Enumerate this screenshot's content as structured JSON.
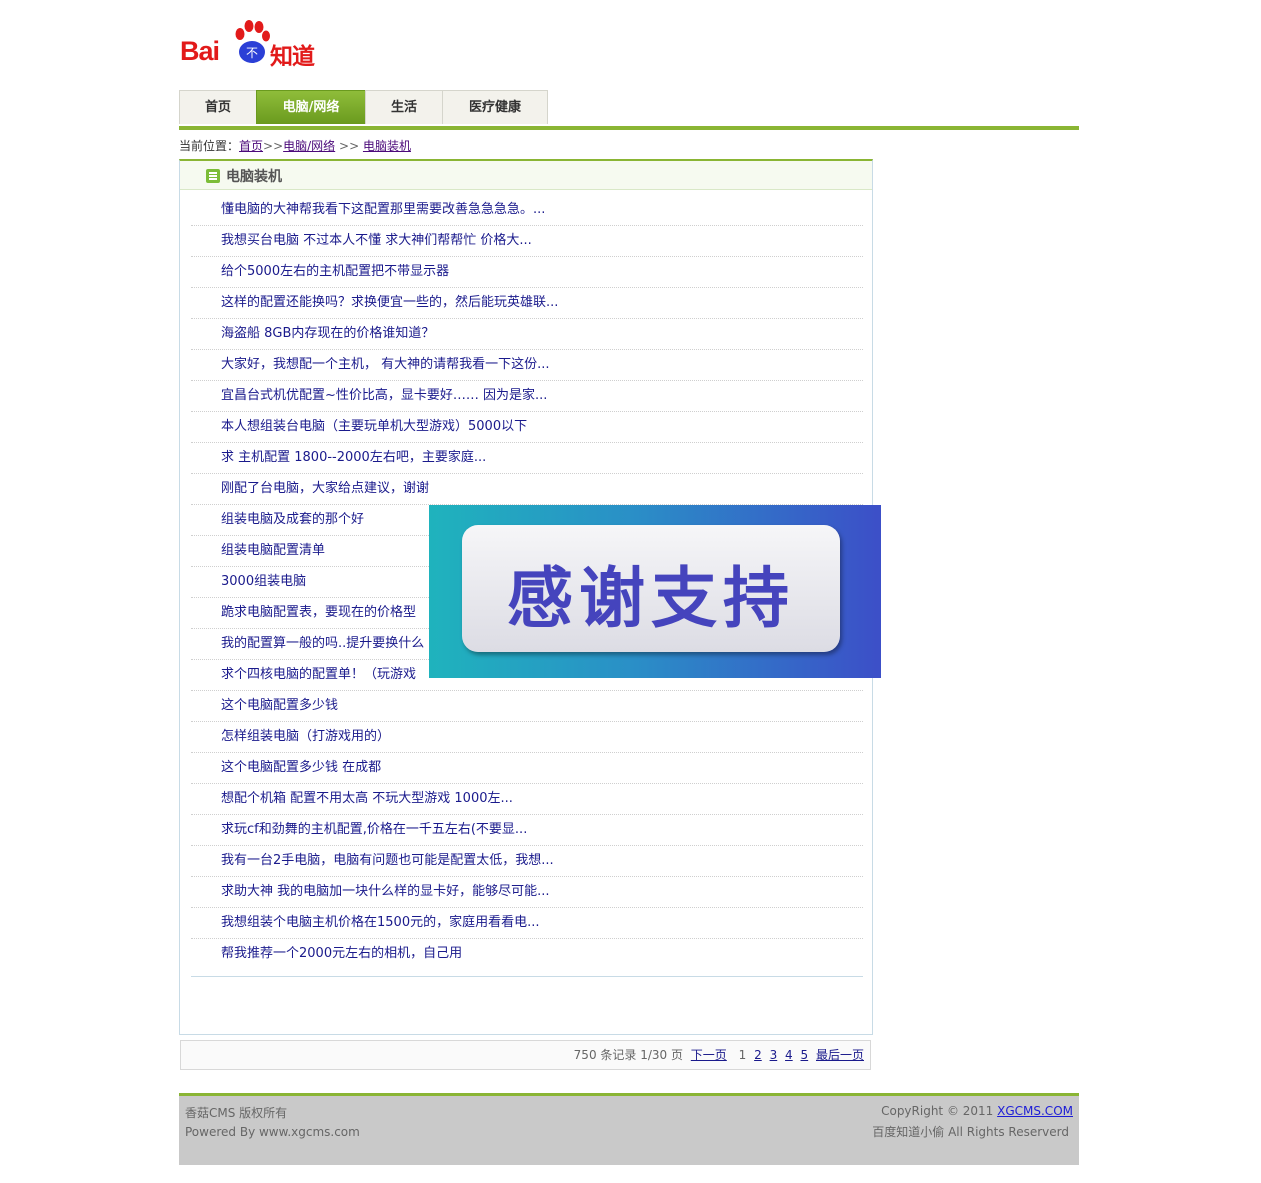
{
  "logo": {
    "latin": "Bai",
    "paw_text": "不",
    "cn": "知道"
  },
  "nav": {
    "tabs": [
      {
        "label": "首页",
        "active": false
      },
      {
        "label": "电脑/网络",
        "active": true
      },
      {
        "label": "生活",
        "active": false
      },
      {
        "label": "医疗健康",
        "active": false
      }
    ]
  },
  "breadcrumb": {
    "prefix": "当前位置：",
    "home": "首页",
    "sep1": ">>",
    "cat": "电脑/网络",
    "sep2": ">>",
    "sub": "电脑装机"
  },
  "section": {
    "title": "电脑装机"
  },
  "questions": [
    "懂电脑的大神帮我看下这配置那里需要改善急急急急。...",
    "我想买台电脑 不过本人不懂 求大神们帮帮忙 价格大...",
    "给个5000左右的主机配置把不带显示器",
    "这样的配置还能换吗？求换便宜一些的，然后能玩英雄联...",
    "海盗船 8GB内存现在的价格谁知道？",
    "大家好，我想配一个主机， 有大神的请帮我看一下这份...",
    "宜昌台式机优配置~性价比高，显卡要好…… 因为是家...",
    "本人想组装台电脑（主要玩单机大型游戏）5000以下",
    "求 主机配置 1800--2000左右吧，主要家庭...",
    "刚配了台电脑，大家给点建议，谢谢",
    "组装电脑及成套的那个好",
    "组装电脑配置清单",
    "3000组装电脑",
    "跪求电脑配置表，要现在的价格型",
    "我的配置算一般的吗..提升要换什么",
    "求个四核电脑的配置单！（玩游戏",
    "这个电脑配置多少钱",
    "怎样组装电脑（打游戏用的）",
    "这个电脑配置多少钱 在成都",
    "想配个机箱 配置不用太高 不玩大型游戏 1000左...",
    "求玩cf和劲舞的主机配置,价格在一千五左右(不要显...",
    "我有一台2手电脑，电脑有问题也可能是配置太低，我想...",
    "求助大神 我的电脑加一块什么样的显卡好，能够尽可能...",
    "我想组装个电脑主机价格在1500元的，家庭用看看电...",
    "帮我推荐一个2000元左右的相机，自己用"
  ],
  "pager": {
    "summary": "750 条记录 1/30 页",
    "next": "下一页",
    "current": "1",
    "pages": [
      "2",
      "3",
      "4",
      "5"
    ],
    "last": "最后一页"
  },
  "overlay": {
    "text": "感谢支持"
  },
  "footer": {
    "left1": "香菇CMS 版权所有",
    "left2": "Powered By www.xgcms.com",
    "right_prefix": "CopyRight © 2011 ",
    "right_link": "XGCMS.COM",
    "right2": "百度知道小偷 All Rights Reserverd"
  },
  "colors": {
    "accent_green": "#8ab534",
    "link_blue": "#1a1a8c",
    "logo_red": "#e21a1a",
    "logo_blue": "#2b3fd6"
  }
}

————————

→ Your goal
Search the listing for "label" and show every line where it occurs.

→ Reply
        "label": "首页",
        "label": "电脑/网络",
        "label": "生活",
        "label": "医疗健康",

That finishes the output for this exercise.